** Your task **
Please state in a single number how many lines of the entries below include the word "screenshot".

===============

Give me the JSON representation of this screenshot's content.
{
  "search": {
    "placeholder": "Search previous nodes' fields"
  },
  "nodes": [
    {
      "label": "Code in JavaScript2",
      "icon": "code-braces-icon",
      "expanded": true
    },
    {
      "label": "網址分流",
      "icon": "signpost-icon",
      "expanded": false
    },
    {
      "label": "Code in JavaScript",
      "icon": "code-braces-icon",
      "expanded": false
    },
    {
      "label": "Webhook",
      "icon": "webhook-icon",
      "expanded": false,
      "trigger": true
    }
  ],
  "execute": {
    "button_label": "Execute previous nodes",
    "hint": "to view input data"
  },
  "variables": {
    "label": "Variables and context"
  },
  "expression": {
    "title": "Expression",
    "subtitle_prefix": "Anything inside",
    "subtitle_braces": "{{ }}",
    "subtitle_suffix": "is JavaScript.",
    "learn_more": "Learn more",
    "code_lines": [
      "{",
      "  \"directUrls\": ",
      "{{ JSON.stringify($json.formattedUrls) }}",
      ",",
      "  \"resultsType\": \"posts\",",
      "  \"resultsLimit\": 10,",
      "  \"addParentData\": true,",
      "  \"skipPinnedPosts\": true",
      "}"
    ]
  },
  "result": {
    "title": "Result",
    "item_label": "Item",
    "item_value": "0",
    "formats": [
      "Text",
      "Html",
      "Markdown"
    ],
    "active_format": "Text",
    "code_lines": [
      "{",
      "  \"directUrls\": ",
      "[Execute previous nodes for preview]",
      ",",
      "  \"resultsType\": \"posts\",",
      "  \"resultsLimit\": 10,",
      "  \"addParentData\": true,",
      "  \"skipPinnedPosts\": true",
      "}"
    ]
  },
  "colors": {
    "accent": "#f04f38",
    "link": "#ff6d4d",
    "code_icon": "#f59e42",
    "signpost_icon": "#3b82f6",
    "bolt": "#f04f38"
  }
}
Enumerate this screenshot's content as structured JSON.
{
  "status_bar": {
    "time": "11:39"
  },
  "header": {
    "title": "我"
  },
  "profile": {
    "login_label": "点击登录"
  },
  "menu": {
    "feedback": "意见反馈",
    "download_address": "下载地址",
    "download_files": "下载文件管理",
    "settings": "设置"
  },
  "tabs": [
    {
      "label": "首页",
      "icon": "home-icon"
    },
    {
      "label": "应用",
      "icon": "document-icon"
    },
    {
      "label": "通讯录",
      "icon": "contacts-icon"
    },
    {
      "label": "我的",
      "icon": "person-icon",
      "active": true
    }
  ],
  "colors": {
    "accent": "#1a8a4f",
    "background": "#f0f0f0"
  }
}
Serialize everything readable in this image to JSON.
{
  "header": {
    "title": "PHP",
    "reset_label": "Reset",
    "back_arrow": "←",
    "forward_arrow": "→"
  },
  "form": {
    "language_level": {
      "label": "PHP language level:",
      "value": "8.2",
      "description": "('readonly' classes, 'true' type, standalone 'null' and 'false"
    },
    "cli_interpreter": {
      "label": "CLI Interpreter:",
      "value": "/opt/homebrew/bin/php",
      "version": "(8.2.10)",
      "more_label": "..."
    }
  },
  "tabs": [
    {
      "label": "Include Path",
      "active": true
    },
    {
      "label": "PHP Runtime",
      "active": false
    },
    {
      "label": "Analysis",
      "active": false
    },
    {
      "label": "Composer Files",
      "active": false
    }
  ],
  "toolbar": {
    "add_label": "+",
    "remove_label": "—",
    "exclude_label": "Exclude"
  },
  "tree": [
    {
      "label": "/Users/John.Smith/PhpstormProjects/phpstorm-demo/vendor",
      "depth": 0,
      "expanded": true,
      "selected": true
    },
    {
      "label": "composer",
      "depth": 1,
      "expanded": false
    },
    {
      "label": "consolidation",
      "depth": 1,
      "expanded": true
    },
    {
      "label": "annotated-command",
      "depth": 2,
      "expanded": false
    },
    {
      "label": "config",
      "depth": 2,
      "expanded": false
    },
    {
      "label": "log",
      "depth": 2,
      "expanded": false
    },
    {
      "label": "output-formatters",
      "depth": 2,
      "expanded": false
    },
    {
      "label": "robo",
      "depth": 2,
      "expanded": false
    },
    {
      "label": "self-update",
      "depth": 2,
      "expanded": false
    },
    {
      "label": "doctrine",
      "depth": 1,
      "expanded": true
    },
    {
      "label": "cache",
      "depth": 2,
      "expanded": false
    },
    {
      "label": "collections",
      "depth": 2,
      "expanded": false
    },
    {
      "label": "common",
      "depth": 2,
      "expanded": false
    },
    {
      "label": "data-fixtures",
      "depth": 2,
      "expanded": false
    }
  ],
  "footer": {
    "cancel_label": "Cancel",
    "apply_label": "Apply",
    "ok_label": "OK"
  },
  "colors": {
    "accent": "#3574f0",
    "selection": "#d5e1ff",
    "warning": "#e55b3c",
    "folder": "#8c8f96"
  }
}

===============

** Answer section **
2